Data under study >>
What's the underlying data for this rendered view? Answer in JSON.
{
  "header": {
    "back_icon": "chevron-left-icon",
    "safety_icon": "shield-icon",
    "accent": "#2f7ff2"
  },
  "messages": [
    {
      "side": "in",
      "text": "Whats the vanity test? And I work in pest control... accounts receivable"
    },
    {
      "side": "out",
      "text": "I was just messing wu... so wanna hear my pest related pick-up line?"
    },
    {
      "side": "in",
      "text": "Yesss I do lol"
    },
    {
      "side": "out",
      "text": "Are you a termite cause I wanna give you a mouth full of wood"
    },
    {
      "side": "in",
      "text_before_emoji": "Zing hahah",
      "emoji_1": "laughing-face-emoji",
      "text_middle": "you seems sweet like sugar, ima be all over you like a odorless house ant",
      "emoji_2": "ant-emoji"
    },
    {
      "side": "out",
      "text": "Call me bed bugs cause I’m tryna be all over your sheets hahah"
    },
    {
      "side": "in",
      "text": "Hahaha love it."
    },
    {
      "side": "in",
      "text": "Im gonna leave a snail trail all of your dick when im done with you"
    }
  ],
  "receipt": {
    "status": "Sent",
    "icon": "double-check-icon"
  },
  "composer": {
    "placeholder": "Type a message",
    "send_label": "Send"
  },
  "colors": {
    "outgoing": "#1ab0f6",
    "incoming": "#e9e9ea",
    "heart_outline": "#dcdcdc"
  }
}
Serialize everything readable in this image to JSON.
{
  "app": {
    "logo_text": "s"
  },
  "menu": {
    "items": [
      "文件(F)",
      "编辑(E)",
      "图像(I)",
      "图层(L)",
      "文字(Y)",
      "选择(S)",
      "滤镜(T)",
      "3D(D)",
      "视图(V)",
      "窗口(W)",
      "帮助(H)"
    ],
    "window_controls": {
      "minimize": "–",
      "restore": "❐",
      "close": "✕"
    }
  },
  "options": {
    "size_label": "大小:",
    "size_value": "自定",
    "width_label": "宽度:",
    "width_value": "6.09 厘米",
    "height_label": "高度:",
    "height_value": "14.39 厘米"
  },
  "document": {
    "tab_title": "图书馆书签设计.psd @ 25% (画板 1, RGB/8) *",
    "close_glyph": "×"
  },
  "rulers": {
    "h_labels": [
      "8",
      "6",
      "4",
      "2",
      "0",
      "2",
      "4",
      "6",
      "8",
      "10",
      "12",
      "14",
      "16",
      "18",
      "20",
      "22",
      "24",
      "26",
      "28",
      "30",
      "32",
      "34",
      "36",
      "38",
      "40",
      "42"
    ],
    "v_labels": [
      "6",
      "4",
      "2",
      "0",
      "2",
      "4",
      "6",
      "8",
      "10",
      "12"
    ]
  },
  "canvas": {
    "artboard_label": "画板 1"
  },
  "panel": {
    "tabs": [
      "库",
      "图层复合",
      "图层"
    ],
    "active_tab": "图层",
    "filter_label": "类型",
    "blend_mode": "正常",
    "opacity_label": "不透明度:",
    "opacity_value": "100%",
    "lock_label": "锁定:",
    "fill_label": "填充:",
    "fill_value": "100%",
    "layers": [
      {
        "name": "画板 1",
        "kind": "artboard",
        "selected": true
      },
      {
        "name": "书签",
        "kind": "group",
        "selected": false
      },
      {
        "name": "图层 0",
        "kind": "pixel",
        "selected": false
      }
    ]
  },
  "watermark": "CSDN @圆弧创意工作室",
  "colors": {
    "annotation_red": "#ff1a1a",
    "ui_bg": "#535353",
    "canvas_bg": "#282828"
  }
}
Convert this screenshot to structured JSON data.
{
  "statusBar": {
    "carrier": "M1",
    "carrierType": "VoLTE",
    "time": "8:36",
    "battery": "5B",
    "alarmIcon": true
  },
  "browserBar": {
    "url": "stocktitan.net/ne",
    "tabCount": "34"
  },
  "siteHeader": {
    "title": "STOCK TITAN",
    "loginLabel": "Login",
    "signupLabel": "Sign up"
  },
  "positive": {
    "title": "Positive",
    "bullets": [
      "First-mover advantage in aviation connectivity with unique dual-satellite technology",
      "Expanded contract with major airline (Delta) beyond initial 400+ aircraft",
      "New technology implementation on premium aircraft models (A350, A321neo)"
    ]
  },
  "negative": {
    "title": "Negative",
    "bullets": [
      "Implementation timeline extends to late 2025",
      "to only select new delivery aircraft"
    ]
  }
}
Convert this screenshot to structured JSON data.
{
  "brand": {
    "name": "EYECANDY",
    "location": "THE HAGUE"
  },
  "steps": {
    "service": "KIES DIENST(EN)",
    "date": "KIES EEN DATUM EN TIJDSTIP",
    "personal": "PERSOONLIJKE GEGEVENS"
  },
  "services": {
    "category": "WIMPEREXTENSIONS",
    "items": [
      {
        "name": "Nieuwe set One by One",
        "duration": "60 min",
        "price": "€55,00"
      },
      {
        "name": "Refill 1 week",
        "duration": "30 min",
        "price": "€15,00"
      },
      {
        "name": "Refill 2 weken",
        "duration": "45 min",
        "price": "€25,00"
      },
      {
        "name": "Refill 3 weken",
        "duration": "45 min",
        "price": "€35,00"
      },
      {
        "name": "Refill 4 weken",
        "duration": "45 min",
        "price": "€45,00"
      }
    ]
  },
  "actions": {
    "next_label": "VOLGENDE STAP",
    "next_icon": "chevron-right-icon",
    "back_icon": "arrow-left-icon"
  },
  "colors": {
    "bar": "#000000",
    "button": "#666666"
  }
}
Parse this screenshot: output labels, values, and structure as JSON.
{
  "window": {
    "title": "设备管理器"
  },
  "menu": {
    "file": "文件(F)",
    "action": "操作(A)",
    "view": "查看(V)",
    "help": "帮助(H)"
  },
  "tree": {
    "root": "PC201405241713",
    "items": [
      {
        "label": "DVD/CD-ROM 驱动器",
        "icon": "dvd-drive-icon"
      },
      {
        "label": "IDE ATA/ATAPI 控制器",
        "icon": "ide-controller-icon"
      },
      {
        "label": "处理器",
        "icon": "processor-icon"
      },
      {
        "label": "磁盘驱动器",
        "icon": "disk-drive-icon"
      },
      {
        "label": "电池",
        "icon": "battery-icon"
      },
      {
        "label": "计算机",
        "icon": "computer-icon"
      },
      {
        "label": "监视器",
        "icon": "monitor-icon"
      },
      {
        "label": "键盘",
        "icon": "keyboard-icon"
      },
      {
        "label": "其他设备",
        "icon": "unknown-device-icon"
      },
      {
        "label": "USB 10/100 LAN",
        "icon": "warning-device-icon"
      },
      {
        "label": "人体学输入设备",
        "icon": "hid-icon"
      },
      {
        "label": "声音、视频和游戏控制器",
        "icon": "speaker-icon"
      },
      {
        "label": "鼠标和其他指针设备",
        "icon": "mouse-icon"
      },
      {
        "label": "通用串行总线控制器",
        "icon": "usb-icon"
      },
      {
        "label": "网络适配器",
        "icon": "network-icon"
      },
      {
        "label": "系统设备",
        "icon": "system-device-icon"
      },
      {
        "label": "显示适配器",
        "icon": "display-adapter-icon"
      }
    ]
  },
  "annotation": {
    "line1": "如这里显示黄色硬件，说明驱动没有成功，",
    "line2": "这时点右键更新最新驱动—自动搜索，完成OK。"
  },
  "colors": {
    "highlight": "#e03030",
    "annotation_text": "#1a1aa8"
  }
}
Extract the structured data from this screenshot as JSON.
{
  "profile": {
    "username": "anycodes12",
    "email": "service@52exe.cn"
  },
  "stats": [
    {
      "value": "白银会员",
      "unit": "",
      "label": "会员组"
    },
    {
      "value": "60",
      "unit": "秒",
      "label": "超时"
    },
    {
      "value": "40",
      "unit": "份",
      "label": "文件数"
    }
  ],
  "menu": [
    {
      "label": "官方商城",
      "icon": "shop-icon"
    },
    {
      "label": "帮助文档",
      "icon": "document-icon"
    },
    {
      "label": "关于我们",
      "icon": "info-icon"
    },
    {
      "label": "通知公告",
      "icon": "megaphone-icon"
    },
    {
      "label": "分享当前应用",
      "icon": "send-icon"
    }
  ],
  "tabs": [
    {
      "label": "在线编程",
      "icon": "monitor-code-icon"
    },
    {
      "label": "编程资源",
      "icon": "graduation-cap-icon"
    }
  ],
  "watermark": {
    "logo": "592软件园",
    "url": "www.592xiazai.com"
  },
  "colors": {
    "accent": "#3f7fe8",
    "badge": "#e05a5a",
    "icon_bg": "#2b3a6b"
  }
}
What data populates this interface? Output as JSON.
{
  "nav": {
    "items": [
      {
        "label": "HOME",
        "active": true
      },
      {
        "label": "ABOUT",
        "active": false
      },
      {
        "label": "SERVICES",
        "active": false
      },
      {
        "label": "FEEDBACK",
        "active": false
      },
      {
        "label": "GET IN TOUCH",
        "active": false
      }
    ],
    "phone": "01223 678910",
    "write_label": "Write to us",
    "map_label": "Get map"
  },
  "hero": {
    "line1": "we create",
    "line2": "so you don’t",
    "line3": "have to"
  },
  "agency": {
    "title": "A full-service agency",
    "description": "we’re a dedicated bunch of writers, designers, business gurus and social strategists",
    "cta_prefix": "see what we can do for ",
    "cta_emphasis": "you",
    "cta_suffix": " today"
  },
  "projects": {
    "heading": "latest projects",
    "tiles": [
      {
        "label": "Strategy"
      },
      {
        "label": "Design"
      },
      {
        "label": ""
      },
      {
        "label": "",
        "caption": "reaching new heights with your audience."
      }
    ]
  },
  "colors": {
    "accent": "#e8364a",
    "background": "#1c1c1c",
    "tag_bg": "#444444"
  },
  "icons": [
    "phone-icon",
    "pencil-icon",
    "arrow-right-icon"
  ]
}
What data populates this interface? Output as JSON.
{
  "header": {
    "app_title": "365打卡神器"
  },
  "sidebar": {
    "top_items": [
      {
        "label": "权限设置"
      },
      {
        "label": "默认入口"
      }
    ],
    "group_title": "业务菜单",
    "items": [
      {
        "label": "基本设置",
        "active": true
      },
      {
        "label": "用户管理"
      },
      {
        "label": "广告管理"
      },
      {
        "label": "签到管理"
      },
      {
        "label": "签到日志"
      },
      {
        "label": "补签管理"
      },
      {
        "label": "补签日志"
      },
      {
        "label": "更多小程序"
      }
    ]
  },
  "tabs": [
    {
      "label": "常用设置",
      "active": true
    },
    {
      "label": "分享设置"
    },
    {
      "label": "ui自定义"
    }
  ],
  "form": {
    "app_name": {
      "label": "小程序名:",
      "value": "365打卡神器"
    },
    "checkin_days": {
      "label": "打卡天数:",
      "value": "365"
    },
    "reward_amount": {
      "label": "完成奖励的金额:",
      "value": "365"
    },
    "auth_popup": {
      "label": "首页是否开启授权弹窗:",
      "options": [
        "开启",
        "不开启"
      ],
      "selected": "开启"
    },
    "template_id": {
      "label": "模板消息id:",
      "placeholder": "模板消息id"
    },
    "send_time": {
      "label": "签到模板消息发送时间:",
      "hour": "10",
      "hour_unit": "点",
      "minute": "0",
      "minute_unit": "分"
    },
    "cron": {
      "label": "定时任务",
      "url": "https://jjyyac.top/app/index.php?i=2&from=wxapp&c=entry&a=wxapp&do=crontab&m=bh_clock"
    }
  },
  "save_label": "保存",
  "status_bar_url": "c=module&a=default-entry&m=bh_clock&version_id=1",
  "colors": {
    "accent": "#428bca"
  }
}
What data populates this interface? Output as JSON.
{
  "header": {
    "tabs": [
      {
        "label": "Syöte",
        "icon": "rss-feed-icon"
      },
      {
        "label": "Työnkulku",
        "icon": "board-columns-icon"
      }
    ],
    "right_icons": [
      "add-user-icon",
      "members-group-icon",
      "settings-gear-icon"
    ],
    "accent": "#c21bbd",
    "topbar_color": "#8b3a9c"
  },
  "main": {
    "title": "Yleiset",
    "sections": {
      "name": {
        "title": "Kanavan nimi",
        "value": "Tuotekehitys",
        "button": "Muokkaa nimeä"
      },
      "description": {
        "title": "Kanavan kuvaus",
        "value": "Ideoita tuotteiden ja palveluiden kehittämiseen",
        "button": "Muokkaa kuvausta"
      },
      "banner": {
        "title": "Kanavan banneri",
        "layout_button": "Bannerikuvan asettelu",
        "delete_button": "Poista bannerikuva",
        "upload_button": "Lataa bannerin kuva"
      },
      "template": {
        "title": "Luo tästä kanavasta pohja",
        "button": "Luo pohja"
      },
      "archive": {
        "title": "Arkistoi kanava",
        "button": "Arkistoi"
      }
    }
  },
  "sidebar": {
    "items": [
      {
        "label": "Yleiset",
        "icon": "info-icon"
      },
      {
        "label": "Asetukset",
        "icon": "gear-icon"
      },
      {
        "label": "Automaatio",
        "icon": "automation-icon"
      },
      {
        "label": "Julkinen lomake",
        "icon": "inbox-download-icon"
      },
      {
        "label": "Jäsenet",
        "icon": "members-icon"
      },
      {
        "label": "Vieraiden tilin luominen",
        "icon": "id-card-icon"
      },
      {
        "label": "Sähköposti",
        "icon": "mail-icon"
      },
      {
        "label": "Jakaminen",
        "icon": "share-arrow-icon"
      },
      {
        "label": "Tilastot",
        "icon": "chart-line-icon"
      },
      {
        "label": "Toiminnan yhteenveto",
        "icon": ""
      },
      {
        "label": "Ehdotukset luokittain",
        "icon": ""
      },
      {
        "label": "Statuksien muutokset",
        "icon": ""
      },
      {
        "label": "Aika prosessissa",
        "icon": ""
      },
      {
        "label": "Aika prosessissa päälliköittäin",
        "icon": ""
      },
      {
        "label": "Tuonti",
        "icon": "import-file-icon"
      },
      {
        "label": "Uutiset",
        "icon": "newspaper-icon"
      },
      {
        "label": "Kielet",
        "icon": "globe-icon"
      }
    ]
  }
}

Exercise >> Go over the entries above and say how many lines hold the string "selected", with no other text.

Output >> 4